Unauthorized Trading


With limited exceptions, a financial advisor must gain approval from the investor before he can recommend a trade (i.e. the purchase or sale of a security) in a brokerage account.

Unauthorized trading that cause investor losses can lead to civil liability in a FINRA arbitrationFINRA rules expressly prohibit  unauthorized trading. And investors should understand the correct process to approve transactions in their accounts to protect against unauthorized trading.

The difference between discretionary accounts and non-discretionary accounts

Unauthorized trading only applies to non-discretionary accounts. It does not apply to discretionary accounts. Therefore, to understand unauthorized trading, investors must understand the difference between a discretionary account, and a non-discretionary account.

Discretionary accounts do not require the investors approval before a broker makes a trade.

A discretionary account is one that gives the broker “discretion” to make securities transactions in a brokerage account without the investor’s approval. Discretionary accounts require extensive written authorization from customer permitting a broker to use discretion. Additionally, the broker-dealer (the broker’s employ) must also approve the broker’s use of discretion, and properly mark the account eligible for discretionary trading as part of its duty to supervise.

Non-discretionary accounts require the broker to obtain same-day, verbal approval from the customer before placing a trade.

Non-discretionary accounts on the other hand, require same-day verbal approval from the customer before the broker can place any recommended trade. That typically means, the broker must call the customer on the same day that he intends to place the recommended trade, receive verbal approval from the customer, and then place the trade the same day he receives approval.

Written approval of a trade in a non-discretionary account is insufficient.

Generally, a financial advisor may not place a trade based on written approval from the customer. Therefore, a text or an email approving a transaction (for example) does not constitute appropriate approval.

The trade must be placed on the same day as the verbal approval.

Suppose a financial advisor calls a client at 4:55 p.m. to recommend that the client purchase shares of XYZ stock. And suppose the client provides their verbal approval, but the financial advisor cannot place the trade before the market closes. The financial advisor may not place the trade the following morning. Do so constitutes what FINRA calls improperly taking “time and price discretion.”

Why does same day, verbal approval matter?

Same-day, verbal approval matters for two general reasons.

First, the customer must give verbal approval so the financial advisor knows that the customer (or the account holder) is the one providing the approval—and not someone else.

Second, the trade must occur on the same day because prices of securities often fluctuate—sometimes wildly. Therefore, if the financial advisor places a trade on a day different than the day on which he receives approval from the customer, he might expose the customer to a price for the recommended security substantially different than its price when the financial advisor made the recommendation.

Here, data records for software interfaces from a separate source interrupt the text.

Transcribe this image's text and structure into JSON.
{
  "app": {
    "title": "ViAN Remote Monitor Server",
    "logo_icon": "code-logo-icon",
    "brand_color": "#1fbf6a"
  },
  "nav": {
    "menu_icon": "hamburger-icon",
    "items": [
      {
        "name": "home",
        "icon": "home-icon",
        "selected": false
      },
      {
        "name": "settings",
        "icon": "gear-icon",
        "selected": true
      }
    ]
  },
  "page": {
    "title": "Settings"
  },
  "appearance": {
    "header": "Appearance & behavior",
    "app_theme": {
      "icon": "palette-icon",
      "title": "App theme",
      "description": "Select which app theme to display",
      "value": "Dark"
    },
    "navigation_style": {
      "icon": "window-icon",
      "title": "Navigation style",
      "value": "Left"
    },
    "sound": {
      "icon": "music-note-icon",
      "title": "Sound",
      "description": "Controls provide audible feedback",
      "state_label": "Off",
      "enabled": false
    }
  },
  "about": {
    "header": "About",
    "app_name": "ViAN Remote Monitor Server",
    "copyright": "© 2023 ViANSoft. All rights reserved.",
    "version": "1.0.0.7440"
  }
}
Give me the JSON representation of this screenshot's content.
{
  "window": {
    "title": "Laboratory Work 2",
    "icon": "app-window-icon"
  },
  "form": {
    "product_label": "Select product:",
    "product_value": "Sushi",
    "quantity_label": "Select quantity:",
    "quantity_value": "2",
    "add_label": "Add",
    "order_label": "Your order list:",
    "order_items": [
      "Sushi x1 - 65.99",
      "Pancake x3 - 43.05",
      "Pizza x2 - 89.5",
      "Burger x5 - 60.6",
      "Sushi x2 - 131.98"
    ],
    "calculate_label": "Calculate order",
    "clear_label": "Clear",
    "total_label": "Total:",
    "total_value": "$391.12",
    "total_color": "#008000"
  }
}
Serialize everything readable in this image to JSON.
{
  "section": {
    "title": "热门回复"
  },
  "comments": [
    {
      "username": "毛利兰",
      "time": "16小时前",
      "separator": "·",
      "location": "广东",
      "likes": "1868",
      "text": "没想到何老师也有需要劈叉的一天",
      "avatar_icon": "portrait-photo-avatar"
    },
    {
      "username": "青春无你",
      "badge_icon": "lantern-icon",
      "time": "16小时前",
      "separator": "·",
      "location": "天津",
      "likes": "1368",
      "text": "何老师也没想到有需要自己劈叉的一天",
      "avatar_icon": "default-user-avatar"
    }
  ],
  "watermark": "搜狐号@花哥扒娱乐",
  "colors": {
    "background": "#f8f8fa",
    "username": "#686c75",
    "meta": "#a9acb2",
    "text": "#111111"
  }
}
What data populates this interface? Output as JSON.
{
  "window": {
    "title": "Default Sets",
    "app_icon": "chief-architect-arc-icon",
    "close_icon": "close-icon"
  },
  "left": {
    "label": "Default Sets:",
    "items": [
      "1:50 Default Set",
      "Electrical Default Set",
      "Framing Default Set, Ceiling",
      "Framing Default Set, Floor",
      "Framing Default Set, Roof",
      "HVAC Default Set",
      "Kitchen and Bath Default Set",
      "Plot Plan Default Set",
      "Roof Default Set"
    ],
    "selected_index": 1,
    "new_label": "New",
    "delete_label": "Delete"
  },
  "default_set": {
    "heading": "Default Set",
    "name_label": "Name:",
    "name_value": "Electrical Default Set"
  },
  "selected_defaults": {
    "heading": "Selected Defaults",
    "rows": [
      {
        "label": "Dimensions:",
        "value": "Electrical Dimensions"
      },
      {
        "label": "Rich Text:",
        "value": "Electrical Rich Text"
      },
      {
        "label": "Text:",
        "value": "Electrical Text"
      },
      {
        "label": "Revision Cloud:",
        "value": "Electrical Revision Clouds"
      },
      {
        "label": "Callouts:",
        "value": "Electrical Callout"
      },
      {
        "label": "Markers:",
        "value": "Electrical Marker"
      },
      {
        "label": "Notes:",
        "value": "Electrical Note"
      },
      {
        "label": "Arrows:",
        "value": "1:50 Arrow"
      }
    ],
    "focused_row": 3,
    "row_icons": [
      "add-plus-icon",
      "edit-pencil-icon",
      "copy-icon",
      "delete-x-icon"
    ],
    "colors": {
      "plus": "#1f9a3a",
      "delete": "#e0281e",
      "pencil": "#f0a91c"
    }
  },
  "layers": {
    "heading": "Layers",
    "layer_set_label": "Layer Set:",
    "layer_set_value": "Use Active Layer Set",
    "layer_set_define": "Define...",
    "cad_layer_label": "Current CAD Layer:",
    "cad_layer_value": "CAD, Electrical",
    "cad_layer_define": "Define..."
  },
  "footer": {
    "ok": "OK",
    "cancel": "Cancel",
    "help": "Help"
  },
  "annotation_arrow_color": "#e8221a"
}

A securities trade without same day, verbal approval is unauthorized.

How might unauthorized trading impact how a financial advisor gets paid?

A nefarious financial advisor or investment firm might use unauthorized trading—which left unchecked, can escalate to excessive trading or churning—to serve as path to improperly generate commissions if the account is commission as opposed to fee based.

*The Law Offices of Patrick R. Mahoney is a full service law firm with extensive experience litigating cases involving a host of securities-related issues. This page is for information purposes only and does not constitute legal or investment advice; nor is it a comprehensive explanation of all unauthorized trading issues. If you believe you have a claim, you should speak to competent counsel to better understand your options. Or, contact us.*